Webcamming is an easy market to enter. All it takes is a computer, a decent webcam, access to a high speed internet connection and a webcam hosting site. The hours are flexible, the working environment is safe and the salary can be very rewarding. The majority of performers are women, but there are also male and transgender performers.
On sites such as Chaturbate and MyFreeCams, a tipping system operates in public chatrooms. Here, payment is voluntary, and performers are tipped for performing sexual and non-sexual acts. This makes a show profitable for the performer, at a relatively low cost to the viewer.
In private chatrooms, performers are paid by the minute for a private show. Here, the customer can make requests for specific sexual acts to be performed. Unlike the public chatrooms, these performances tend to be highly pornographic.
In both public and private shows, performances can be highly interactive. Performers and customers are able to communicate with each other using keyboard, speech and two-way cameras.
Silence of the cams
But while consumers and producers are busy experimenting with these new capabilities, both governments and campaigners remain eerily silent. This is odd, given that the British government has increasingly taken a heavy-handed approach to regulating sexual commerce.
For example, in 2014 a new law banned certain acts from being depicted and uploaded by British pornography producers. And the Digital Economy Bill, which is currently on its way through parliament, seeks to restrict minors’ access to pornographic material online.

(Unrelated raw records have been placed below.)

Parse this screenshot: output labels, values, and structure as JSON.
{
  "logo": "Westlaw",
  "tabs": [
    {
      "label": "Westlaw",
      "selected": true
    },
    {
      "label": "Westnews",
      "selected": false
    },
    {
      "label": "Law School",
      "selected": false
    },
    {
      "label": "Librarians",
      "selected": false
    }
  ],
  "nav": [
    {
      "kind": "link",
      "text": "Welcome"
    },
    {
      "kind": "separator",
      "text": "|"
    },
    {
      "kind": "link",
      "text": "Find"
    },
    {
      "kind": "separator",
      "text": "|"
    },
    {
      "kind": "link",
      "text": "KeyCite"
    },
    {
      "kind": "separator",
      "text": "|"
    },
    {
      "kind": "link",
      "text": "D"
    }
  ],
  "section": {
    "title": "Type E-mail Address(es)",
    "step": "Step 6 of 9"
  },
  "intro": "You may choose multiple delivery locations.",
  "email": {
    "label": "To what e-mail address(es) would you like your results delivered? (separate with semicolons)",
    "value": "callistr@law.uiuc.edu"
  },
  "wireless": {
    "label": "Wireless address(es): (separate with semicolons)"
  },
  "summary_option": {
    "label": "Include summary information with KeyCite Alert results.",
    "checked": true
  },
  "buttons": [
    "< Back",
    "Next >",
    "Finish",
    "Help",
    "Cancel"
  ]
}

Yet both laws focus on recordings, rather than live streaming; in effect, they turn a blind eye to webcamming. This creates something of a paradox: performing an explicitly pornographic act via a webcam carries no repercussions, but if the same show is recorded and uploaded, the performer can be liable to a fine of up to £10,000 (US$12,500).
Another typically vocal group which has remained strangely quiet on this topic is radical feminists. Since the birth of the feminist movement in the 19th century, women involved in sex work have been portrayed as victims in need of rescue. Today, webcam performers are challenging this contrived image.
A new woman
Webcam performers are often highly entrepreneurial, and they harness mainstream social networking sites such as Twitter, Facebook and Tumblr to build and maintain relationships with customers. It’s difficult for radical feminists to claim that a shrewd businesswoman – who may have thousands of fans, thanks to her clever use of social media – has been victimised by her involvement in this form of pornography.